Investment Advisors can use newsletters and quarterly reports to keep their clients educated about the latest development in their industry, changes to the tax codes, changes to the wills and estates procedure, etc,. By maintaining constant communication, Investment Advisors will become more aware of their clients’ short to medium term objectives and they can focus on providing timely information to their clients to help them make the most optimal decisions. Having the desired credentials like a Charter Financial Analyst will no longer be enough going forward to stand out from the competition and gain investors trust. Building and maintaining trust between investment advisors and their clients will take longer and will require constant presence and constant communication.
3. Client Education

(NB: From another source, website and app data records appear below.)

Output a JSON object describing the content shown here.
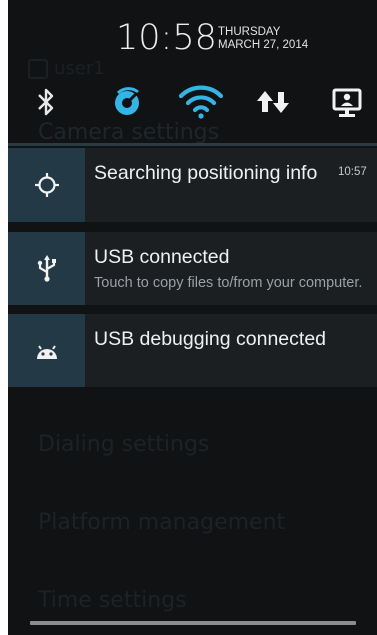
{
  "header": {
    "time": "10:58",
    "day": "THURSDAY",
    "date": "MARCH 27, 2014"
  },
  "quick_settings": [
    {
      "icon": "bluetooth-icon",
      "state": "on"
    },
    {
      "icon": "location-icon",
      "state": "on"
    },
    {
      "icon": "wifi-icon",
      "state": "on"
    },
    {
      "icon": "mobile-data-icon",
      "state": "on"
    },
    {
      "icon": "screen-cast-icon",
      "state": "on"
    }
  ],
  "notifications": [
    {
      "icon": "gps-icon",
      "title": "Searching positioning info",
      "time": "10:57"
    },
    {
      "icon": "usb-icon",
      "title": "USB connected",
      "subtitle": "Touch to copy files to/from your computer."
    },
    {
      "icon": "android-debug-icon",
      "title": "USB debugging connected"
    }
  ],
  "background_settings": {
    "user": "user1",
    "items": [
      "Camera settings",
      "Dialing settings",
      "Platform management",
      "Time settings"
    ]
  },
  "colors": {
    "accent": "#33b5e5",
    "icon_box": "#233a46",
    "card": "#1c1f21",
    "shade": "#111214"
  }
}
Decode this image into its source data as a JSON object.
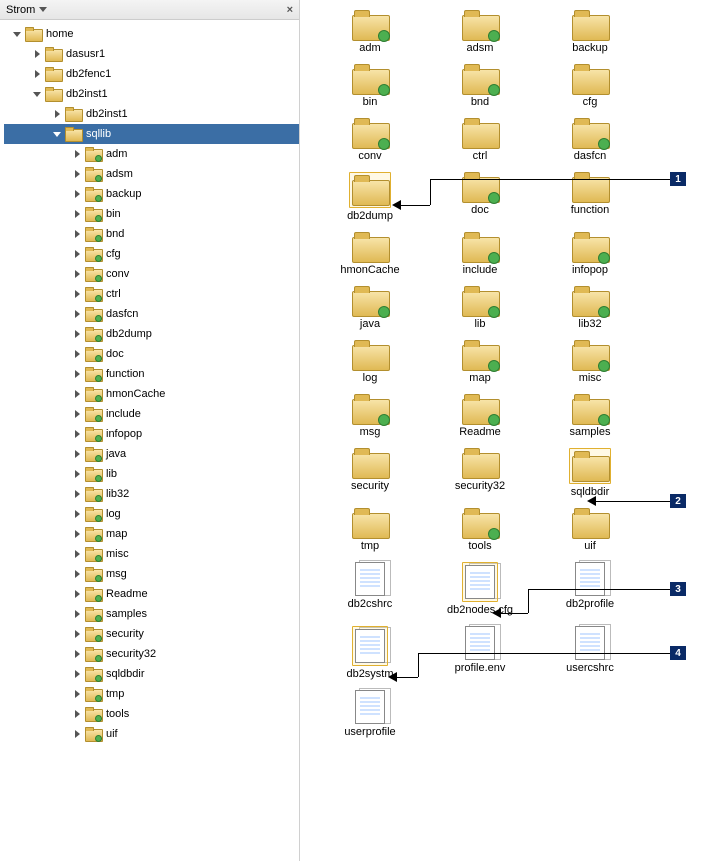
{
  "panel_title": "Strom",
  "tree": {
    "root_label": "home",
    "dasusr1": "dasusr1",
    "db2fenc1": "db2fenc1",
    "db2inst1": "db2inst1",
    "db2inst1b": "db2inst1",
    "sqllib": "sqllib",
    "children": [
      "adm",
      "adsm",
      "backup",
      "bin",
      "bnd",
      "cfg",
      "conv",
      "ctrl",
      "dasfcn",
      "db2dump",
      "doc",
      "function",
      "hmonCache",
      "include",
      "infopop",
      "java",
      "lib",
      "lib32",
      "log",
      "map",
      "misc",
      "msg",
      "Readme",
      "samples",
      "security",
      "security32",
      "sqldbdir",
      "tmp",
      "tools",
      "uif"
    ]
  },
  "grid": [
    {
      "name": "adm",
      "type": "folder",
      "link": true
    },
    {
      "name": "adsm",
      "type": "folder",
      "link": true
    },
    {
      "name": "backup",
      "type": "folder"
    },
    {
      "name": "bin",
      "type": "folder",
      "link": true
    },
    {
      "name": "bnd",
      "type": "folder",
      "link": true
    },
    {
      "name": "cfg",
      "type": "folder"
    },
    {
      "name": "conv",
      "type": "folder",
      "link": true
    },
    {
      "name": "ctrl",
      "type": "folder"
    },
    {
      "name": "dasfcn",
      "type": "folder",
      "link": true
    },
    {
      "name": "db2dump",
      "type": "folder",
      "highlight": true,
      "callout": 1
    },
    {
      "name": "doc",
      "type": "folder",
      "link": true
    },
    {
      "name": "function",
      "type": "folder"
    },
    {
      "name": "hmonCache",
      "type": "folder"
    },
    {
      "name": "include",
      "type": "folder",
      "link": true
    },
    {
      "name": "infopop",
      "type": "folder",
      "link": true
    },
    {
      "name": "java",
      "type": "folder",
      "link": true
    },
    {
      "name": "lib",
      "type": "folder",
      "link": true
    },
    {
      "name": "lib32",
      "type": "folder",
      "link": true
    },
    {
      "name": "log",
      "type": "folder"
    },
    {
      "name": "map",
      "type": "folder",
      "link": true
    },
    {
      "name": "misc",
      "type": "folder",
      "link": true
    },
    {
      "name": "msg",
      "type": "folder",
      "link": true
    },
    {
      "name": "Readme",
      "type": "folder",
      "link": true
    },
    {
      "name": "samples",
      "type": "folder",
      "link": true
    },
    {
      "name": "security",
      "type": "folder"
    },
    {
      "name": "security32",
      "type": "folder"
    },
    {
      "name": "sqldbdir",
      "type": "folder",
      "highlight": true,
      "callout": 2
    },
    {
      "name": "tmp",
      "type": "folder"
    },
    {
      "name": "tools",
      "type": "folder",
      "link": true
    },
    {
      "name": "uif",
      "type": "folder"
    },
    {
      "name": "db2cshrc",
      "type": "file"
    },
    {
      "name": "db2nodes.cfg",
      "type": "file",
      "highlight": true,
      "callout": 3
    },
    {
      "name": "db2profile",
      "type": "file"
    },
    {
      "name": "db2systm",
      "type": "file",
      "highlight": true,
      "callout": 4
    },
    {
      "name": "profile.env",
      "type": "file"
    },
    {
      "name": "usercshrc",
      "type": "file"
    },
    {
      "name": "userprofile",
      "type": "file"
    }
  ],
  "callouts": [
    "1",
    "2",
    "3",
    "4"
  ]
}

What can make Investment Advisors and Portfolio Managers different from Robo Advisor in the future is emphasis on client education and helping clients see and understand the big picture. By helping clients understand complex relationships between various components of portfolio management and being able to clearly and simply communicate the intricacies of industry will help Investment Advisors add true value to their clients’ financial portfolios. In return, clients will feel like they are more engage in the process of managing their money since they will be more aware of how various investment strategies can affect their net wort, help them grow their assets and reach their financial goals.
4. Move quickly
The investment management industry is a behemoth. With over $30 trillion investment in mutual funds globally alone, it takes time for big institutions to move around and pivot. Although Robo Advisory is a relatively young trend, there are already companies like Upside who want to help investment advisors better manage their existing clients at reduced management fees. If Robo Advisors go mainstream, then traditional investment managers will need to embrace change to their existing ways of working with their clients and embrace new technologies and new services in order to stay ahead of the competition.
5. Adapt to changing demographics
Traditional financial planning usually looks at the long-term investment horizon. While older generations focused on saving for retirement and having a comfortable portfolio in 30 years, today younger generation is more preoccupied with short-term planing and shorter goals. For traditional Investment advisors to stay relevant, they need to understand the goals of the current generation (the so called millennials), who focus on technology, costs, accessibility, transparency and tend to be less patient. By understanding the demographic changes and structural changes in the employment landscapes Investment Advisors will be able to find areas where they can add value.
As stated above, the investment industry is bound to undergo tremendous change and disruption going forward. Robo Advisors are among the many important changes happening in the FinTech industry. It is imperative for young professionals getting into this field to understand that the traditional ways of working in the investment management industry are changing and that credentials like MBA and/or CFA no longer automatically convince people of your skills and experience. Only by understanding the changing behaviours and preferences of investors and by focusing on adding true value to their investors, will human investment advisors be able to prosper and build their investment practices going forward.
We hope you found this article useful and educational. We invite you to send your questions and comments using the comment section below.